Punk Samurai

Punk Samurai (Pankiu-zamurai, kirarete sôrô) (2018)

Punk Samurai (Pankiu-zamurai, kirarete sôrô) first published by Little White Lies, as entry 172 in my Cinema Psychotronicum column

Punks are that bit of rough on the edges of clean society – the disruptors and agitators who, like the ancient Cynics, flout rules, defy convention and wave their arses  in the face of respectability. Perhaps their closest analogue in the Edo period was the rōnin, or ‘masterless samurai’, whose very existence, given that samurai whose lords had died were expected to commit ritual suicide, was considered a shameful affront to the warrior’s code of honour known as bushido

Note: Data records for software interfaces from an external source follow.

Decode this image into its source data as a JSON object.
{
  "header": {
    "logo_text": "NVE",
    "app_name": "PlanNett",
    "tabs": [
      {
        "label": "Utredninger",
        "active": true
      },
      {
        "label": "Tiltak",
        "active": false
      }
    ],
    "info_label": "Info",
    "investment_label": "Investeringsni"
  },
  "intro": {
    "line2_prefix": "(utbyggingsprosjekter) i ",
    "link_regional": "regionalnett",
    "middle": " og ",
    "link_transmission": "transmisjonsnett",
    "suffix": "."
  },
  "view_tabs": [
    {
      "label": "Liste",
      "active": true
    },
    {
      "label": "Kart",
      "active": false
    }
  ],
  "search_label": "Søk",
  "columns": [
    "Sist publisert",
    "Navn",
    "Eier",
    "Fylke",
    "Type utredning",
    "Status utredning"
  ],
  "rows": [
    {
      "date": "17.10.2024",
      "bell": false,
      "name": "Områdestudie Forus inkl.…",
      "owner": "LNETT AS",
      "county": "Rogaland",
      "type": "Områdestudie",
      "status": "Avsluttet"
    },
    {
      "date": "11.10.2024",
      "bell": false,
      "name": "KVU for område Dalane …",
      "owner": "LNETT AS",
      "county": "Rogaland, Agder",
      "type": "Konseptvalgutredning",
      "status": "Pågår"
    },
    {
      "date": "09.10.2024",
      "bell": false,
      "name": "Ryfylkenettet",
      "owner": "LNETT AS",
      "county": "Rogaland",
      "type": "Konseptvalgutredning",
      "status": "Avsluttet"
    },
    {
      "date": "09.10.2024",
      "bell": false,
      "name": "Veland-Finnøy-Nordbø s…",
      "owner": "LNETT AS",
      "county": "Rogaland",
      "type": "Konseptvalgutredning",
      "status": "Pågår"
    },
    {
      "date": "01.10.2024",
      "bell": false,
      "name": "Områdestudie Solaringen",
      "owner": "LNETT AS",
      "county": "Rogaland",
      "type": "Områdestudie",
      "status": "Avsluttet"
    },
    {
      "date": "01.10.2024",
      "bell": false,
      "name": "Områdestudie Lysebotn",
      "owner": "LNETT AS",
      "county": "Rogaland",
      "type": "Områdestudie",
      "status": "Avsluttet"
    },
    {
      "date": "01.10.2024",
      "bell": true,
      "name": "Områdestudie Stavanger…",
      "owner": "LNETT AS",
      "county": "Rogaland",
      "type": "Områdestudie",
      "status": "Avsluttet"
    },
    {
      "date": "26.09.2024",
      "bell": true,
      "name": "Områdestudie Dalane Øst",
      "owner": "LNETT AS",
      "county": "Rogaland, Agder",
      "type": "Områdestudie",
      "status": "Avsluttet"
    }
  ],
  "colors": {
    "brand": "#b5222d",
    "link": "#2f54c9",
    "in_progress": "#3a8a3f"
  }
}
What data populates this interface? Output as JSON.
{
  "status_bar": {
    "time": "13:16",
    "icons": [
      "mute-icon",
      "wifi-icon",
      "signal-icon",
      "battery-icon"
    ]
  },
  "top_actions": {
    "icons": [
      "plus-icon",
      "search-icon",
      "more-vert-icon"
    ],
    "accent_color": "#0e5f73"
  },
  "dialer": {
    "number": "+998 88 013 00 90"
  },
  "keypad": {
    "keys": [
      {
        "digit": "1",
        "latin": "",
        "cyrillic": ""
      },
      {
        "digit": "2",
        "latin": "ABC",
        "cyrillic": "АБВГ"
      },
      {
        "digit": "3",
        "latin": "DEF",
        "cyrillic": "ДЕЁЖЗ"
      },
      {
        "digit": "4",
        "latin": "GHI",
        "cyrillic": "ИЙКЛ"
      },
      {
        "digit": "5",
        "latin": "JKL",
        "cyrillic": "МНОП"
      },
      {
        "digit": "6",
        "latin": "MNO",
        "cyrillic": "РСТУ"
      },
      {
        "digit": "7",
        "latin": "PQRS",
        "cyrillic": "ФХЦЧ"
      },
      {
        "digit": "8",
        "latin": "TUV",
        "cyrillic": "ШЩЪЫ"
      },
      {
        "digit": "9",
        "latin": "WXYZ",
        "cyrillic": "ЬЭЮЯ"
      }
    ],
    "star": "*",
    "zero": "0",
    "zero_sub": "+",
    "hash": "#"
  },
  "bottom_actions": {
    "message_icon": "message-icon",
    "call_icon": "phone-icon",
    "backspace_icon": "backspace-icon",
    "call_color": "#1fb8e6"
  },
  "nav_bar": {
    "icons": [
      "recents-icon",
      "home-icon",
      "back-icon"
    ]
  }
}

Adapted from Ko Machida’s 2014 novel Punk Samurai Slash Down, Punk Samurai (Pankiu-zamurai, kirarete sôrô) focuses on the rōnin Junoshin Kake (Gô Ayano), whose first act upon entering the northern domain of Kuroaei at the film’s beginning is to cut down, without provocation, a father travelling on a pilgrimage with his blind daughter. Confronted over this callous act by nervous local clansman Shume Nagaoke (Kôen Kondô), Kake warns that the man was a member of the Bellyshaker Party, a bizarre cult who have brought rioting and ruin wherever they go. 

“This place is doomed,” declares Junoshin. Yet his accusations and admonitions are all a ruse. The man he murdered, far from being a Bellyshaker, was an innocent bystander in the opening gambit of Junoshin’s selfish, cynical ploy. For Junoshin plans to enter the favour of Lord Kuroae (Masahiro Higashide) – said by the narrator to be “the most inflexible, serious and eccentric, impulsive and straightforward troubling leader” – and to use his own supposed expertise in the Cult, as well as his skills as a super swordsman, to earn himself the coveted status of retainer. The irony is, this place really is doomed, with Junoshin’s own subterfuge and slaughter eventually bringing the whole place into chaotic disorder. 

One of Kuroae’s chief retainers, Naito Tatewaki (Etsushi Toyokawa), immediately sees through Junoshin’s deceit, but decides to play along with it, seeing this as an opportunity to displace rival retainer Ohura Shuzen (Jun Kunimura), who, after expressing scepticism about the cult, finds himself surreally demoted to a small-town ‘monkey commissioner’. In fact, surrealism abounds in this film directed by Gakuryû (formerly Sogo) Ishii, and scripted by Kankurô Kudô, where characters’ lies mix with wayward irrationality to destabilise not only the Kuroae Domain, but the entire jidaegeki genre.

As Junoshin and Naito conspire to convince mad Bellyshaker-in-hiding Chayama Hanro (an unrecognisable Tadanobu Asano), his alluring acolyte Ron (Keiko Kitagawa) and the moronic messenger Osamu (Ryûya Wakaba) to resurrect the cult (“like making copies of a counterfeit”) so that they can build their own powerbase against it, the desperate, downtrodden populace is quick to turn to this sham religion’s false promises, becoming a genuine threat to the ruling order. 

It is at this point that the film’s omniscient narrator (Masatoshi Nagase) – whose improbable identity will not be spoilt here – steps forward and offers his own immense army to help Kuroae’s small remaining force, in one of several arbitrary narrative turns that deftly dismantle any notion of realism in the film, and leave the viewer reeling in a wilderness of wtf?!.

“I don’t understand any of it,” Junoshin will complain near the end of Punk Samurai. For Ishii has created a colourful, jaunty world in which rogue ideas rule, the laws of physics do not apply and anything can happen. Amid all the snowballing deceptions, magical powers and divine interventions, the Bellyshakers’ outlandish belief that all of reality has been swallowed by a giant tapeworm no longer seems so implausible. 

The deconstructive absurdism of Punk Samurai, gradually upending the very ground that the characters tread, sets these Tokugawa capers to Toshiyuki Mori’s anachronistic score of rockabilly, spaghetti western stylings and a House of the Rising Sun cover, with – of course – The Sex Pistols’ punk anthem Anarchy in the U.K. playing over the closing credits. It’s a bold, brassy, outrageous, often very funny story about humanity – and other animals – struggling to find their way in an unjust world of fakery and illusion, where the real punk is Ishii himself. 

strap: Gakuryû Ishii’s wildly anarchic ‘cult’ film makes a monkey of the scheming and subterfuge found in the jidaegeki genre

Anton Bitel